*** Dataset excerpts ***

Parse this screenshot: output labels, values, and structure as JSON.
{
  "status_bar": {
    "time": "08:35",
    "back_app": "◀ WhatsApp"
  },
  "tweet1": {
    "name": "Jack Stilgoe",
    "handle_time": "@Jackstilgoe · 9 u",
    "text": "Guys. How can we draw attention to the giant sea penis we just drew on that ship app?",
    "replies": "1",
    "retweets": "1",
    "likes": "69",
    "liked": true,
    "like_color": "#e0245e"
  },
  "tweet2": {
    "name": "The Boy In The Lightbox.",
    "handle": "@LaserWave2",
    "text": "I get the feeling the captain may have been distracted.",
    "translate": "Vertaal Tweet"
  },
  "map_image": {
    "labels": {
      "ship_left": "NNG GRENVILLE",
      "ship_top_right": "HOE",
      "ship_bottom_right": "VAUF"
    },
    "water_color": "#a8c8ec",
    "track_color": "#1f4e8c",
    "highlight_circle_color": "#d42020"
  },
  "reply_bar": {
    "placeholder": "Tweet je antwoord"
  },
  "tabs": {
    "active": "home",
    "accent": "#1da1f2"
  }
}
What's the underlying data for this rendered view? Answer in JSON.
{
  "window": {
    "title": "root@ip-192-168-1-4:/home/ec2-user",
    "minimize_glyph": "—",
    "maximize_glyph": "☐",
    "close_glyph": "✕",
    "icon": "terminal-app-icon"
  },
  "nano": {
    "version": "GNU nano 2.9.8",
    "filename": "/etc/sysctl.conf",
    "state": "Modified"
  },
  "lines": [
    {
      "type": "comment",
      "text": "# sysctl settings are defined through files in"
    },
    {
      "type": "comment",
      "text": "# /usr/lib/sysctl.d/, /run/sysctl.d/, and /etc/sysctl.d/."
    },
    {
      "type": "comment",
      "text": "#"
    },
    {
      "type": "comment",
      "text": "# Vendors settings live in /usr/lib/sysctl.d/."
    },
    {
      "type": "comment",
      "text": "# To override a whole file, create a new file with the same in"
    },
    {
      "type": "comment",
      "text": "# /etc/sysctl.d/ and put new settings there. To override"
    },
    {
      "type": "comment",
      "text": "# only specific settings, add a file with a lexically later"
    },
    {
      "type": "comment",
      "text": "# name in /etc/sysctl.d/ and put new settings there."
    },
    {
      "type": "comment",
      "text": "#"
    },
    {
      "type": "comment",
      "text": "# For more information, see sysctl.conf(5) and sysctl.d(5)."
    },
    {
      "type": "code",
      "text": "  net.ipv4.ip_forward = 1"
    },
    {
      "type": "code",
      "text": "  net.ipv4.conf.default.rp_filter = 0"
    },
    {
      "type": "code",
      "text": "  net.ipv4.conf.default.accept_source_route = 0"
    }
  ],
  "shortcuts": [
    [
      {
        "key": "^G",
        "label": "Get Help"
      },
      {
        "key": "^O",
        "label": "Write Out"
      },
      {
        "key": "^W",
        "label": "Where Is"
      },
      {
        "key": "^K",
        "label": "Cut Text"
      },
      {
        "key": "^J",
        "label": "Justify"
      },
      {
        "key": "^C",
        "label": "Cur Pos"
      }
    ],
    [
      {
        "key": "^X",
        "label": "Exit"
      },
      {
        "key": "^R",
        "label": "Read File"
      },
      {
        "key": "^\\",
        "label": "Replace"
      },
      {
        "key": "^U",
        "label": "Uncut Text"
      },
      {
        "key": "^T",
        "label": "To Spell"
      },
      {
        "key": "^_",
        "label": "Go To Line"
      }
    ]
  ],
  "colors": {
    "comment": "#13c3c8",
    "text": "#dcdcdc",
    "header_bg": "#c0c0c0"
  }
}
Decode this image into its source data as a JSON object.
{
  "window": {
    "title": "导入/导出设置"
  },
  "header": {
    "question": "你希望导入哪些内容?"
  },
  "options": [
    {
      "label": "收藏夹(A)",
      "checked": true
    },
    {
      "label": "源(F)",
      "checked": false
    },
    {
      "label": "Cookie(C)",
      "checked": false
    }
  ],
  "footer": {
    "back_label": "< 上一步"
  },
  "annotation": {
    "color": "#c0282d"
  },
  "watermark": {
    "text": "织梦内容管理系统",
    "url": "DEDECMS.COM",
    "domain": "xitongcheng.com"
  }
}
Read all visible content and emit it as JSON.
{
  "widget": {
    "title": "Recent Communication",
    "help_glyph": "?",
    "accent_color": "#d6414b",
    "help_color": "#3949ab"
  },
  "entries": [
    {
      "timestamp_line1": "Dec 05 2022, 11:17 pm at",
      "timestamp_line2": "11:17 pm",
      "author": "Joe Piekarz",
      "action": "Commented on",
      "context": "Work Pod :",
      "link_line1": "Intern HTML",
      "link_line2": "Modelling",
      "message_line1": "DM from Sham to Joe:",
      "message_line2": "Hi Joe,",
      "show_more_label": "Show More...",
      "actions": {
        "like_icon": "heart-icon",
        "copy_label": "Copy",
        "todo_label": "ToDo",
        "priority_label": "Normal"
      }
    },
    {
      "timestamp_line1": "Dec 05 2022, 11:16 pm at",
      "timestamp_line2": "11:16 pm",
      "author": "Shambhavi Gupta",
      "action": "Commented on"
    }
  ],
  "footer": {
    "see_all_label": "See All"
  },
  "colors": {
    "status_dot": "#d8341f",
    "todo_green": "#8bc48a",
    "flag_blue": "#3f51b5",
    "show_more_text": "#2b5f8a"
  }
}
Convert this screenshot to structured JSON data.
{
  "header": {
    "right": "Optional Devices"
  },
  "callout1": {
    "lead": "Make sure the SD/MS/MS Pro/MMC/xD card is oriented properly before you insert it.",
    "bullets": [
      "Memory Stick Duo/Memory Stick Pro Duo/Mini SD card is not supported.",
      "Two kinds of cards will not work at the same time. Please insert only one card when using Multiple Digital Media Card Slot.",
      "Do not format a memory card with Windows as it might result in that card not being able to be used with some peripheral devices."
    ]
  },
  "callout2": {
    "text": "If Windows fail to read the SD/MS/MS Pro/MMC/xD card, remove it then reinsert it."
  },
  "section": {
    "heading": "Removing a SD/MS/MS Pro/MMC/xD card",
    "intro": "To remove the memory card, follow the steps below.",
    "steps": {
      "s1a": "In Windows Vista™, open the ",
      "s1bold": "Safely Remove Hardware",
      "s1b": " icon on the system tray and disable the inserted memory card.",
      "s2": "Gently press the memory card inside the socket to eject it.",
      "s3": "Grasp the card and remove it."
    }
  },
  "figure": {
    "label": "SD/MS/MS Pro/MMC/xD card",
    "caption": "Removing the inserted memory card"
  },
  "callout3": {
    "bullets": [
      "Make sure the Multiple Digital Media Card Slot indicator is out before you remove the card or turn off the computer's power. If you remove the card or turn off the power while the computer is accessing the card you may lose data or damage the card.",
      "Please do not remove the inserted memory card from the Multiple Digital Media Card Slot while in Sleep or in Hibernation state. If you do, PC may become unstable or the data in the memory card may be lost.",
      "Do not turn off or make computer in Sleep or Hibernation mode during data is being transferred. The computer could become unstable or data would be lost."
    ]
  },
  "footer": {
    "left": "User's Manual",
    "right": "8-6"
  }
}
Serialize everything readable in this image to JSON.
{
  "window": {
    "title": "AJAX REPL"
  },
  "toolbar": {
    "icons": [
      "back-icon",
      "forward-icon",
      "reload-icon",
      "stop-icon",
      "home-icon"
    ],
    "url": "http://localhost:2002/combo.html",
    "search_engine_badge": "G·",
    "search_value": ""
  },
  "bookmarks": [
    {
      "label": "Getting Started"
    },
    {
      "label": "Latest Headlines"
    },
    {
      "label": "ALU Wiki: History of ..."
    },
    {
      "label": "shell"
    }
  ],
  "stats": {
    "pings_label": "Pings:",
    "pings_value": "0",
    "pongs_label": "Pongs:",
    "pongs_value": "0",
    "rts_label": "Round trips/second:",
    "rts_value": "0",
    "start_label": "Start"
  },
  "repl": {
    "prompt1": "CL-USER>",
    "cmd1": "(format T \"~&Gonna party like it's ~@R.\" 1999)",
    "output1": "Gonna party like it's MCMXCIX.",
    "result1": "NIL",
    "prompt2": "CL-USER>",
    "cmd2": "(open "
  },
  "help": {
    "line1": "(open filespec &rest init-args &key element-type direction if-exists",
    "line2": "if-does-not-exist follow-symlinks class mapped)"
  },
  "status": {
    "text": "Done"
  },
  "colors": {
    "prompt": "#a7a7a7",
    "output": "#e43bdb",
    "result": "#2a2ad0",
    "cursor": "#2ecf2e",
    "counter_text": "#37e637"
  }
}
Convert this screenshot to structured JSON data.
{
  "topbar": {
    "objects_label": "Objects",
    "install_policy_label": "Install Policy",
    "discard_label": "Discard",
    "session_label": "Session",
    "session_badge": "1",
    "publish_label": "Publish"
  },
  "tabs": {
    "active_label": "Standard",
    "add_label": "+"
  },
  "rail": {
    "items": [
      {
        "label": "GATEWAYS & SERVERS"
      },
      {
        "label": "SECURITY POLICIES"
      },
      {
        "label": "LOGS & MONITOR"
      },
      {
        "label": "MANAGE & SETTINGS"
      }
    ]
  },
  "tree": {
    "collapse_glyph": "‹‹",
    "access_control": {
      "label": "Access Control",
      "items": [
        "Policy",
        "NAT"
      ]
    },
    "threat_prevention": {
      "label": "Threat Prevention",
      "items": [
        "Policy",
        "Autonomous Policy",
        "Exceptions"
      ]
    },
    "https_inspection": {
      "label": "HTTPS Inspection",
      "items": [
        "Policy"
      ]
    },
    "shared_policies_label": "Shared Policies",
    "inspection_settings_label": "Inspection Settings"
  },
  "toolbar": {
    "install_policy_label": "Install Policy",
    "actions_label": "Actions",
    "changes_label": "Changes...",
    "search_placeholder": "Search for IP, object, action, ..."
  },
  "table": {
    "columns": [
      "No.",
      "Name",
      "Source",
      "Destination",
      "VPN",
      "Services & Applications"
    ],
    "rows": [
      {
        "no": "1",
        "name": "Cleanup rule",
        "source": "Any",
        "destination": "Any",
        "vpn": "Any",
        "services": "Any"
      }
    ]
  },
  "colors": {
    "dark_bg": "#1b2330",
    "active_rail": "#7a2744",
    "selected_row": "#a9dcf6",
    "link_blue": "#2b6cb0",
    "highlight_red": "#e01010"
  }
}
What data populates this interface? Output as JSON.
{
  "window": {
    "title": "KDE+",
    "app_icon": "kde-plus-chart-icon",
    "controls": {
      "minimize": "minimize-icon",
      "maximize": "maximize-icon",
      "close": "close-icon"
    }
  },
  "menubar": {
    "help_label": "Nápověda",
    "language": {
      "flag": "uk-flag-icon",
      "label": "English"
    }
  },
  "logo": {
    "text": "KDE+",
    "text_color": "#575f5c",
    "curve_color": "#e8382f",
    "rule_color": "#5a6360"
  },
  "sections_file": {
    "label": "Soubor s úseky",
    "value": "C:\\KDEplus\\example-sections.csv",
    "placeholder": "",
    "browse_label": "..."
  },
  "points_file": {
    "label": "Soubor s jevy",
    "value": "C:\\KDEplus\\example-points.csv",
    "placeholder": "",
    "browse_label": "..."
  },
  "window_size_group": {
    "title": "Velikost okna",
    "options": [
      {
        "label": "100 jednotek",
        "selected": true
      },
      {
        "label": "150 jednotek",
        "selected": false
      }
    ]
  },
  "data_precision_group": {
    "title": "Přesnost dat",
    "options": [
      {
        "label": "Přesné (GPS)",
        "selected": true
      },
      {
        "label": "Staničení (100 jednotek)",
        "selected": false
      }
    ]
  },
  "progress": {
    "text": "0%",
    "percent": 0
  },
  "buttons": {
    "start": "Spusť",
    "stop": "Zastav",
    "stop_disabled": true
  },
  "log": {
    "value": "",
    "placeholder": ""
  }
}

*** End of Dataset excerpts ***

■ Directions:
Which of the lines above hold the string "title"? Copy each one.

■ Worked solution:
    "title": "root@ip-192-168-1-4:/home/ec2-user",
    "title": "导入/导出设置"
    "title": "Recent Communication",
    "title": "AJAX REPL"
    "title": "KDE+",
    "title": "Velikost okna",
    "title": "Přesnost dat",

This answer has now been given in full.